Female Ukrainian refugees threatened by human trafficking

A woman standing alone on a street, pictured from behind.

The war in Ukraine has been met with incredibly high levels of empathy, a readiness to help and solidarity by ordinary people in other European countries. As well as demonstrations demanding peace and donations of time and money, the crisis has seen private citizens lending a hand by offering refugees shelter in their own homes. This is a double-edged sword for refugees, however: such readiness to help also unwittingly opens the door to people traffickers, creating opportunities for them to exploit the vulnerable situation of the huge numbers of women – and children – seeking help.


The heartbreaking scenes currently playing out in a nearby country are impossible to reconcile with the thinking behind a united Europe in the twenty-first century. The reports and images currently bombarding us from Ukraine every day are truly shocking. Many people are now fleeing the fighting, crossing the border into neighbouring countries such as Poland, Moldova, Hungary, Slovakia, and even Russia itself. Some refugees are also coming to Germany and Austria. Many are also staying; some voluntarily, some not. Martial law in Ukraine requires men between the ages of 18 and 60 to remain in their homeland to defend it. Many women are fighting alongside them. Voluntarily. Other women, however, are fleeing the fighting, many with children. 


A man holds a placard reading “Human trafficking happens here“.

At railway stations and other key arrival sites, private citizens wishing to help wait to greet the refugees and offer them shelter in their own homes. People are closing ranks in an effort to offer total strangers a sofa, guest bedroom or children’s room. We have seen exemplary images of humanity. The flipside of all this, however, is that all those citizens with good intentions are now mixing with people with decidedly fewer scruples. They operate by addressing women, some alone, some with children. They – supposedly – offer shelter, money or other means of help, often speaking Ukrainian or Russian. The fact that they speak a common language creates a connection, a small island of contact in amongst all the chaos and uncertainty. As the female refugees are placing their trust in help from strangers, however, the truth is that sometimes, they are actually being advised by people traffickers. Rather than being offered a place to sleep after all the hardships they have endured, their passport is taken away from them. Refugee women are also particularly vulnerable when online. Dubious offers of help are distributed over social media, and reports of sexual violence have emerged.


A helping hand.

Although the help being offered by private individuals is an admirable gesture, the situation for those arriving is becoming highly insecure as a result. Support from the state and stronger checks are necessary for this to be counteracted. Registering and checking each individual person involves a huge logistical effort. In times of crisis and war, rapid action and immediate help are required. There is no time for bureaucracy. As a result, the more meaningful route is often to donate to organisations or use their coordinating capacity. Established organisations are usually crisis-tested, well-organised, and able to offer targeted help. Amnesty international demands not just more state checks, but also greater state support, so that refugees are not directed towards private help.


A concrete wall, a simple message: “Everyone is welcome”

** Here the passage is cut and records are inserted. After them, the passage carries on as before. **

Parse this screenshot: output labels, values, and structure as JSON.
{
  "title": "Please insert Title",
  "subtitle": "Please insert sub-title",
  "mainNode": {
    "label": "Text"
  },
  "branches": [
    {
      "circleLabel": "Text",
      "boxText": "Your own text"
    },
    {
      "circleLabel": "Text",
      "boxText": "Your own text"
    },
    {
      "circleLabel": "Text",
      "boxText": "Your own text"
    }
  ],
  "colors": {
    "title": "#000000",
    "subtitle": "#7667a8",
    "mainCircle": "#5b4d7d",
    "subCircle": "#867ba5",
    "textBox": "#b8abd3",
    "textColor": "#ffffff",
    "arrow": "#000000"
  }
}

In Germany, police warn people seeking refuge against traffickers, both on the ground at stations and online. A high police presence is also designed to provide greater security. Charitable organisations and associations also try to protect women and their children by providing information and awareness. They hand out brochures at shelters and arrival sites explaining the potential dangers to women and recommending ways of behaving designed to offer them additional protection. Before getting into a car, for example, women are advised to photograph the number plate first, then send it to a trusted person. If they do accept offers of shelter from strangers, they should always insist on being shown the official identification of the person in question, and make a note of their address. They should carry their mobile phone and passport on them at all times, and not hand them over. Where female refugees are taken in, separate rooms should be provided for women and children. In suspicious cases, inquiries should be conducted by the authorities. Offers of psychological help should be as low-threshold as possible. Preventative work by the authorities is also hugely important. It is more crucial than ever before that EU countries proceed in a united way against human trafficking.


The Ukrainian NGO La Strada, which campaigns to fight human trafficking and violence against women and children, reports that sexualised violence is rife in the Ukraine. There are said to have been incidences of rape by Russian soldiers, as well as sexualised violence at the emergency shelters and bunkers people have fled to in an effort to protect themselves from the bombardment. Male and female employees of NGOs in Ukraine are themselves caught up in the war, with all its ghastly consequences. Despite this, refugees continue to receive their advice, even if only online at present. Another example of the unconditional support and help currently being offered, both inside and outside the war zone. The wave of empathy and support we have experienced in Europe in the past month is expected to continue. To ensure that help arrives efficiently and in a targeted way, however, it is also important that people check for themselves how and where help can best be offered.

Translation by Tim Martinz-Lywood, European Exchange Ltd.